Australia’s banks and some big businesses are under attack from targeted malware which is risking the financial information of millions of customers.
The Australian Government has this afternoon issued a warning, saying the trojan is targeting Australian Banking customers under the guise of a ‘security update’.
The malware causing all the trouble is banking tojan Hesperbot, a virus which spreads through phishing emails, infecting mobile devices running Android, Symbian and Blackberry.
Federal Government initiative, Stay Safe Online has today issued a high priority alert on the threat.
Virus protection company ESET first detected Hesperbot in November last year and is now reporting a surge in the number of attacks on the customers of Australian banks and large enterprise.
It all sounds pretty scary with the virus capable of logging key strokes, taking screenshots, capturing video and setting up a remote proxy – all with the objective of obtaining bank account log in details.
“Hesperbot malware is also capable of updating itself, downloading additional malicious modules from its command and control server (which controls the botnet) and sending any data it has stolen back to the controllers,” the Stay Safe Online notice said.

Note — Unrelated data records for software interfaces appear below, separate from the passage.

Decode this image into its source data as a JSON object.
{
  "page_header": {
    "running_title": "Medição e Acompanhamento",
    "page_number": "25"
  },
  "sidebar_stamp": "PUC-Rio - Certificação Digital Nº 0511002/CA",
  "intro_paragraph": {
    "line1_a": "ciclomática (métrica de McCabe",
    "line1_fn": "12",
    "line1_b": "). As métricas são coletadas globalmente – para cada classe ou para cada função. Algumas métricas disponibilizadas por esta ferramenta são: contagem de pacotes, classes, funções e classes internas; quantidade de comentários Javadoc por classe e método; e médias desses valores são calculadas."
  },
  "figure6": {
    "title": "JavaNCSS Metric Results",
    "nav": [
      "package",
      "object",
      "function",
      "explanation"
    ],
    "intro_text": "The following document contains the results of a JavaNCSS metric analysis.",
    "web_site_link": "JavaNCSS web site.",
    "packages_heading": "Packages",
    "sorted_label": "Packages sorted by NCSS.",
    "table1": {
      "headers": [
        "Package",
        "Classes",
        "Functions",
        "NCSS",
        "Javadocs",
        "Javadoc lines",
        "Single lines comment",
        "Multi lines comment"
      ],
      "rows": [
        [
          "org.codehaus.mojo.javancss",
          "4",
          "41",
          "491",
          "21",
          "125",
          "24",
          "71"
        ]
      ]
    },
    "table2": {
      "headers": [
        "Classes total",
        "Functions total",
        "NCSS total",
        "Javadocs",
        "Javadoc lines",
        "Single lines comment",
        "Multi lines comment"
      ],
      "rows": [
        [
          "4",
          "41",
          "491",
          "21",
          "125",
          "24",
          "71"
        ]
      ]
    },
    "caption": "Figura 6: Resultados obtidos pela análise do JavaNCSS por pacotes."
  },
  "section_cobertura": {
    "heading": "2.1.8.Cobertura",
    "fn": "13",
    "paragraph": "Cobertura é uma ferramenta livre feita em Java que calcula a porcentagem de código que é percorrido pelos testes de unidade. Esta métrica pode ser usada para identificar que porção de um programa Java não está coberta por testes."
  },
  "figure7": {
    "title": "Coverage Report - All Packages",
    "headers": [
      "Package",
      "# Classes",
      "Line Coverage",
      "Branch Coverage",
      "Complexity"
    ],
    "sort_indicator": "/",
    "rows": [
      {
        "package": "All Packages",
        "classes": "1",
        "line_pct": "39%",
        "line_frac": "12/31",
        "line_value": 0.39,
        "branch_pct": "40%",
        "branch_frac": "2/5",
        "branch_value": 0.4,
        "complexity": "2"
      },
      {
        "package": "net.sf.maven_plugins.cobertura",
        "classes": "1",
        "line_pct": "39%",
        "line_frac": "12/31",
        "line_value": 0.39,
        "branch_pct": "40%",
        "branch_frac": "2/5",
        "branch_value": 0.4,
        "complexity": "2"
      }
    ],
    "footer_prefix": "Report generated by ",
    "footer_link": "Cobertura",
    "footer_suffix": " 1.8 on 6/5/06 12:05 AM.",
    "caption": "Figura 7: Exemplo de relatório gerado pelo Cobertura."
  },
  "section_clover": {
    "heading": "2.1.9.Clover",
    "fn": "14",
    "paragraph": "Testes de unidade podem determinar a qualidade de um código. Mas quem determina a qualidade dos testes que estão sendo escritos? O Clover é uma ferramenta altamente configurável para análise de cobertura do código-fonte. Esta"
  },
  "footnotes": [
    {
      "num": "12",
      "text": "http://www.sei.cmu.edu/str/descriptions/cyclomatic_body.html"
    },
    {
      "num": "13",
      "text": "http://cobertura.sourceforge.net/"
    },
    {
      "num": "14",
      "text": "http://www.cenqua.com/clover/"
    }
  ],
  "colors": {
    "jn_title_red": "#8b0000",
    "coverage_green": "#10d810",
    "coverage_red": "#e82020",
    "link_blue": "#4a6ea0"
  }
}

According to ESET’s research division Australia is now ranked number three on the list of countries most infected by Hesperbot with Turkey and the Czech Republic coming in first and second place.
“In Australia the malicious banking app component (or ‘security update’) is currently being presented as ‘NetCode Smartphone Security’. You might mistakenly download this after seeing a pop up notification, caused by the malware, advising that you need to install this ‘security update’ or ‘app’, in order to use your online banking,” Stay Safe Online said.
A NAB spokesperson said the bank is continuously tracking the evolution of advanced malware like Hesperbot to ensure customer safety.
ESET malware researcher Sieng Chye Oh said users won’t see system slowdowns or other visual give-aways.
“Victims may notice suspicious web forms on their online banking website (such as in the Hesperbot case, the instructions to install the mobile component), however, if the malware doesn’t use web-injection scripts, it won’t have such visual signs and can still intercept login credentials and other sensitive data,” he said.
“So I would advocate yes – use common sense so as to avoid social engineering techniques used by malware operators, but also use technical defences (such as keep all your software up-to-date and use an anti-virus) to avoid the ‘technical’ tricks they use.”